Botanical and Cultural Adventures

Botanical and Cultural Adventures

Saturday, April 13, 2013

Raicilla, Vallarta's Spirits

Raicilla varieties of different ages and some flavored liqueur.
We are all familiar with Mexico's most famous spirits, tequila. The heart of tequila production and home of the town Tequila, the state of Jalisco is one of the few designated states included in the tequila region. Just like Champagne and Parmigiano Reggiano (Parmesan) which are regulated with restricted regions allowed to create a product with that name, tequila is very closely controlled.

All tequila must be made in the specified region and be made only with the blue tequila agave (so don't be too starstruck when your favorite tequila advertises "Made from 100% Blue Agave").
Raicilla agaves are green unlike the tequila agaves

Raicilla (rye-SEE-ya) is a small regional cousin of tequila. This lesser known drink is still mostly unknown to most tequila aficionados. Technically, both are types of mezcal.  All are made from the roasted 'heart' of an agave.  When the plant is mature and building up lots of sugars that are required for the very rapid and impressive development of their tall inflorescence, they are harvested by removing their leaves.  What remains is the "piña", so named because it looks like a very large pineapple (piña is pineapple in Spanish).

After the piñas are collected, they are traditionally roasted in a large pit in the ground. In the more modern (and much grander scale) tequila industry they are roasted in large stainless steel containers as they are faster and more efficient at the scale required for the massive industry. The pits are sometimes stone lined, but not always. Once the pit is loaded with the hot coals and piñas, it is buried to roast for several days. Much of the flavor seems to be attributed to this roasting process.
Piñas after being roasted

After the roasting, the piña is then crushed. Traditionally an animal like a burro is used to drive the grinding wheel that releases the sugary juices and and makes the pulp that is used to ferment to create the alcohol. Fancy producers like this (at left) have a system where the liquid is drained into a tank, but usually it is a much more simple basin where the pulp/slurry needs to be scooped and shoveled out.

Roasted raicilla agave cut into smaller chunks to chew
 If not crushed, the roasted piña can be sliced and either pressed to get the 'agave nectar' or chewed like sugarcane (but make sure you spit out the fibers!). One evening, while enjoying a great chicken soup I was treated to some of the farm's roasted agave.  When asking if I could taste their raicilla, I made the mistake of not specifying a 'little' taste...before I knew it, they grabbed a pint glass and already started pouring. It was almost half full before I could get them to stop!

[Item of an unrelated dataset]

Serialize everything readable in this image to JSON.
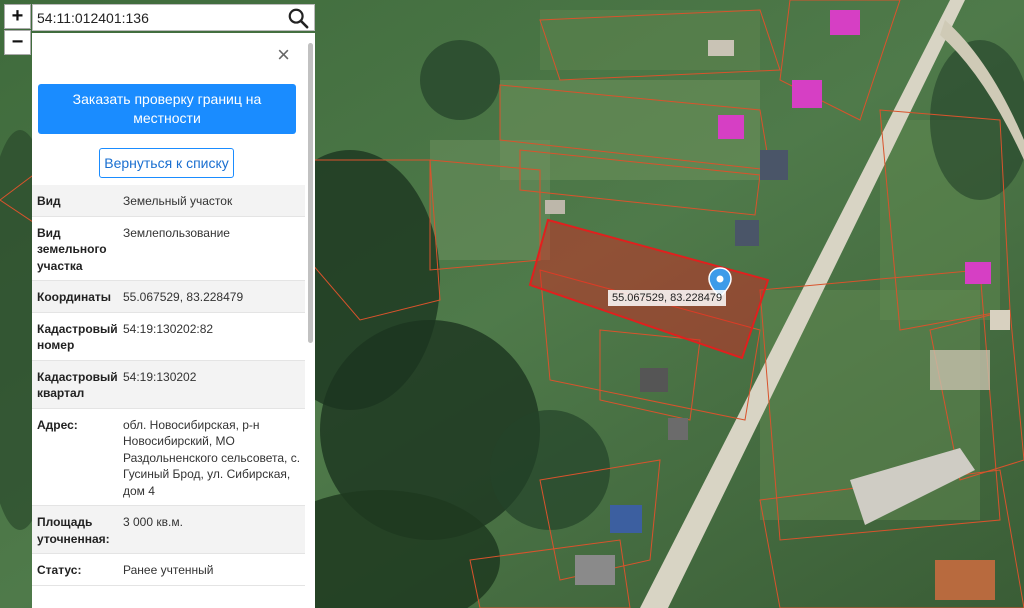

After fermentation, the brewed slurry is distilled like all liquors.  Usually distilled more than once, both rudimentary and elaborate stills work equally well.  It is nice to see both methods used--and of course tasting all of the different methods!